As a class we will treat four movies literarily, historically, and aesthetically. We will compare films with original medieval literary sources. We will attend to medieval history and, via original medieval literature, to medieval literary aesthetics. To acquaint ourselves with film aesthetics and film language, we will consult some basic works in cinema studies to provide a critical language with which to express the challenges filmed representations of the Middle Ages present their makers and their audiences. Besides our primary texts – both movies and literature – we will read critical essays treating these works and grapple – often in writing -- with texts, movies, and readings over the course of the term.

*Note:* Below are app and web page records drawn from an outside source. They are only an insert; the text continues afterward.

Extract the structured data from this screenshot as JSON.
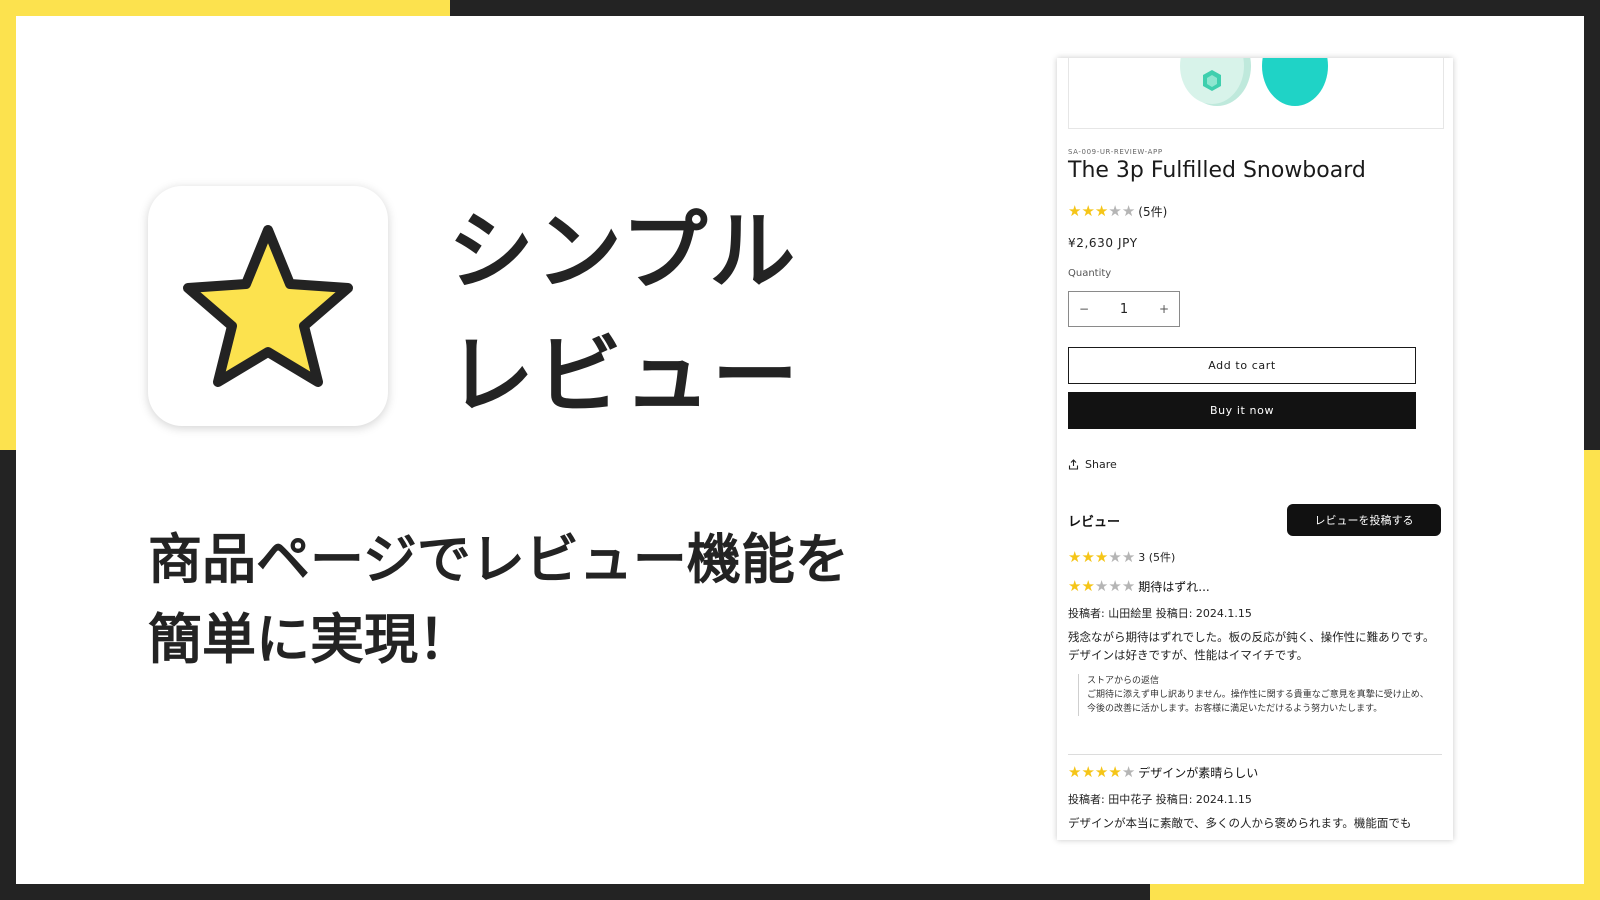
{
  "colors": {
    "accent": "#FCE24E",
    "dark": "#232323",
    "white": "#FFFFFF",
    "star_on": "#F5C518",
    "star_off": "#B5B5B5"
  },
  "promo": {
    "icon": "star-icon",
    "title_line1": "シンプル",
    "title_line2": "レビュー",
    "tagline_line1": "商品ページでレビュー機能を",
    "tagline_line2": "簡単に実現！"
  },
  "product": {
    "vendor": "SA-009-UR-REVIEW-APP",
    "title": "The 3p Fulfilled Snowboard",
    "rating_stars": 3,
    "rating_count": "(5件)",
    "price": "¥2,630 JPY",
    "quantity_label": "Quantity",
    "quantity_value": "1",
    "minus": "−",
    "plus": "+",
    "add_to_cart": "Add to cart",
    "buy_now": "Buy it now",
    "share": "Share"
  },
  "reviews": {
    "heading": "レビュー",
    "post_button": "レビューを投稿する",
    "summary_stars": 3,
    "summary_text": "3 (5件)",
    "items": [
      {
        "stars": 2,
        "title": "期待はずれ...",
        "meta": "投稿者: 山田絵里 投稿日: 2024.1.15",
        "body": "残念ながら期待はずれでした。板の反応が鈍く、操作性に難ありです。デザインは好きですが、性能はイマイチです。",
        "reply_title": "ストアからの返信",
        "reply_body": "ご期待に添えず申し訳ありません。操作性に関する貴重なご意見を真摯に受け止め、今後の改善に活かします。お客様に満足いただけるよう努力いたします。"
      },
      {
        "stars": 4,
        "title": "デザインが素晴らしい",
        "meta": "投稿者: 田中花子 投稿日: 2024.1.15",
        "body": "デザインが本当に素敵で、多くの人から褒められます。機能面でも"
      }
    ]
  }
}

The overall goal of the course is to analyze, understand, and comment on the subtleties of representation we find in primary medieval literary texts, medieval movies related to them, and contemporary reception of “medieval.” Are the Middle Ages different in cinematic imagination from other periods and, if so, how and why? What is medieval about a movie and, as William F. Woods more tantalizingly puts it, why should we care?
Four class meetings will be devoted to showing films, chosen among the familiar -- Monty Python and the Holy Grail, Braveheart, The Seventh Seal – and the less familiar -- The Sorceress, The Passion of Joan of Arc, Haxan, Knights of the Round Table (1954), Kingdom of Heaven. Written work (response papers, formal papers) will analyze intersections between films and texts -- for example, does a moving Middle Ages invest in whiteness more than a textual Middle Ages does? In addition, student groups will choose and analyze a medieval movie or television show/series outside of class selections in order to (1) create a class presentation and (2) write individual term papers on a particular aspect of visualizing the Middle Ages. We may also be able to arrange a class field trip to Mount Angel Abbey.